▶ [Website and app data records]:
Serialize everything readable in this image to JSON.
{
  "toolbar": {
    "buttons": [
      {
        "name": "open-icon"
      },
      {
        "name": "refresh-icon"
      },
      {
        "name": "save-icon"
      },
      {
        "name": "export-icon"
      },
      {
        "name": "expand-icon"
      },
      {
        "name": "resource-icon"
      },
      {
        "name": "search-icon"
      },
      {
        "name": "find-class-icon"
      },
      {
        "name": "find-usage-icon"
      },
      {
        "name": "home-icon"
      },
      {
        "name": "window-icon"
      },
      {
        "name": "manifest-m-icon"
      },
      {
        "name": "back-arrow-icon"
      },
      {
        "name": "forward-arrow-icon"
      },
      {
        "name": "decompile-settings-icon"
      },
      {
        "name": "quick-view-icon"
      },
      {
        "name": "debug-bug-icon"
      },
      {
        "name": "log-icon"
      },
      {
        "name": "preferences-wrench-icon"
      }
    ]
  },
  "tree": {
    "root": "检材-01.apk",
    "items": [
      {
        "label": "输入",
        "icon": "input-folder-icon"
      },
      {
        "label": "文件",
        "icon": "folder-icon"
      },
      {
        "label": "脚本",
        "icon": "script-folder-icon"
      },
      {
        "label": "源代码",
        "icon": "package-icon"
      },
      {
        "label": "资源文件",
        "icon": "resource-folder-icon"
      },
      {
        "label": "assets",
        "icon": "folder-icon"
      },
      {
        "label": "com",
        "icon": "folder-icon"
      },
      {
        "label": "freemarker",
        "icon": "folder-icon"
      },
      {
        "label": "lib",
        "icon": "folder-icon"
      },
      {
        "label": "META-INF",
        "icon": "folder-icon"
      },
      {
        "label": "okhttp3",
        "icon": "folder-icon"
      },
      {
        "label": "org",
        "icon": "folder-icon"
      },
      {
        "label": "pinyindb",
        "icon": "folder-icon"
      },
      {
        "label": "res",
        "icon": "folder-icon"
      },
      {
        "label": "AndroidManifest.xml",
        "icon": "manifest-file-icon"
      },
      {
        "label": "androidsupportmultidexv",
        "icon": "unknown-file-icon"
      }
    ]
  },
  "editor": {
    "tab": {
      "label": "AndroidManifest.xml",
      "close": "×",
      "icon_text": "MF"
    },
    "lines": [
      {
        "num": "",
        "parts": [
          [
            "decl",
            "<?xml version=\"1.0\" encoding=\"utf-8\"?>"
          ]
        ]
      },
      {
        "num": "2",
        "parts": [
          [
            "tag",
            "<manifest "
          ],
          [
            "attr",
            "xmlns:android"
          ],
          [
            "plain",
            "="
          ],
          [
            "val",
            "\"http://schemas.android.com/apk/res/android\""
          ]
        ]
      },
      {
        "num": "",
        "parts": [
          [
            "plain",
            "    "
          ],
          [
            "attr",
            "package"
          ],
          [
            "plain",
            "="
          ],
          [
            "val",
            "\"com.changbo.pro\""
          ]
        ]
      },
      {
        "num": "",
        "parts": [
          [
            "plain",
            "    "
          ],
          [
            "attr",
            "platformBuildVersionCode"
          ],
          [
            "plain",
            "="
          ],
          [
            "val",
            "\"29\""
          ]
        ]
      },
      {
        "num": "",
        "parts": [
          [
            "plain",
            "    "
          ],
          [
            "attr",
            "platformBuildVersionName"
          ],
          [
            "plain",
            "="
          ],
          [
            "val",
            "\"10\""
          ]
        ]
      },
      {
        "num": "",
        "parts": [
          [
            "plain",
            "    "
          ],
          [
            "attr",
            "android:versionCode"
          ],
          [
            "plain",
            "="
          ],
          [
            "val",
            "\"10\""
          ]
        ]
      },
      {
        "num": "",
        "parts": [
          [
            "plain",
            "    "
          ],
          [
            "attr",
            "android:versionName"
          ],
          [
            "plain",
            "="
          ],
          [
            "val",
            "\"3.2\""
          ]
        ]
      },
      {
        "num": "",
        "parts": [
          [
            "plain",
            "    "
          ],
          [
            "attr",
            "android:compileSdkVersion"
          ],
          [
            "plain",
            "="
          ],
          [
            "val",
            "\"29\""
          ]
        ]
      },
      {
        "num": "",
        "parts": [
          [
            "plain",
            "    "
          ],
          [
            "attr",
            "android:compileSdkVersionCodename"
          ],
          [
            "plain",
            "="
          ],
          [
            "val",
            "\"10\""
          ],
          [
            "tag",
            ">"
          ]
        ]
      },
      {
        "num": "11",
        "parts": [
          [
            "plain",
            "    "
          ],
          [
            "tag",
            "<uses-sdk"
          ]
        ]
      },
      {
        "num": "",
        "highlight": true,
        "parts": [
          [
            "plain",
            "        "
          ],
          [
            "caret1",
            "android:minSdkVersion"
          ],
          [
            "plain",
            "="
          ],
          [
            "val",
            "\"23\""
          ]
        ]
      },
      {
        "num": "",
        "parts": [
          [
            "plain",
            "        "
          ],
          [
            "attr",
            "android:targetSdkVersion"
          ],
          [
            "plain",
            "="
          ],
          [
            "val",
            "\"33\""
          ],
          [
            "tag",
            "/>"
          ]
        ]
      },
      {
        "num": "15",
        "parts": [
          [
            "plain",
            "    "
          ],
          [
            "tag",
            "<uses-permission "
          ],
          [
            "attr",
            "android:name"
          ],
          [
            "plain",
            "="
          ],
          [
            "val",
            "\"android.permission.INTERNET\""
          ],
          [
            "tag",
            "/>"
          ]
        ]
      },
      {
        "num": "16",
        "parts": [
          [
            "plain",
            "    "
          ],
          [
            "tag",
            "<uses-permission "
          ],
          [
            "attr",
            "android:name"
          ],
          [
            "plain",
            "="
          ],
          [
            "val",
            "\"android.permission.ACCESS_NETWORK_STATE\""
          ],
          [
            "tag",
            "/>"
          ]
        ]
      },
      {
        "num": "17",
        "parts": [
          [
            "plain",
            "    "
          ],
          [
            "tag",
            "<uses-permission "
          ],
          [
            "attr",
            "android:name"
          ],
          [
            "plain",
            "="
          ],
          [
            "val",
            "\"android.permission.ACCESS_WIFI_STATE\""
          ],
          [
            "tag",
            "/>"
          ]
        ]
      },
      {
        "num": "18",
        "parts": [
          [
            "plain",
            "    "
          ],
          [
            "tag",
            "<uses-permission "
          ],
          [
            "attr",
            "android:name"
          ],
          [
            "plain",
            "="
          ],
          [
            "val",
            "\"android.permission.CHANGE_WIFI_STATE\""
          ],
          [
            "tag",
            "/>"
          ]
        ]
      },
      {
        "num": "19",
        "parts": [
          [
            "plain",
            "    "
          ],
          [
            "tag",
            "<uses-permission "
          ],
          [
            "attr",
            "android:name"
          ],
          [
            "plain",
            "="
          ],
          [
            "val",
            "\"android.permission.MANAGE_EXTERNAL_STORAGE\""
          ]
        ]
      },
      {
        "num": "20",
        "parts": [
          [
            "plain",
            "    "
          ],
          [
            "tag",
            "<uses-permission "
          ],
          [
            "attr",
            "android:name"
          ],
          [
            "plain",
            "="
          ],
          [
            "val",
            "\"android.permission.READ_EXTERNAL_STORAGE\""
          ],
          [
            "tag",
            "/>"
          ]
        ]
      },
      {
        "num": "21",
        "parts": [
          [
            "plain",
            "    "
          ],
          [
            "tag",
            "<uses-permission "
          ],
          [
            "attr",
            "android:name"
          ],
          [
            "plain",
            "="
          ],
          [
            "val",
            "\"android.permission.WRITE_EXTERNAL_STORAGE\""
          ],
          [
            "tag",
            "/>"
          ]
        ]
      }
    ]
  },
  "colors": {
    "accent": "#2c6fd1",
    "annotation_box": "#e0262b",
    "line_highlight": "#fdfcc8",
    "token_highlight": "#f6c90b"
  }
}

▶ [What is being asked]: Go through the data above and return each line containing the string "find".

▶ [Exercise result]:
        "name": "find-class-icon"
        "name": "find-usage-icon"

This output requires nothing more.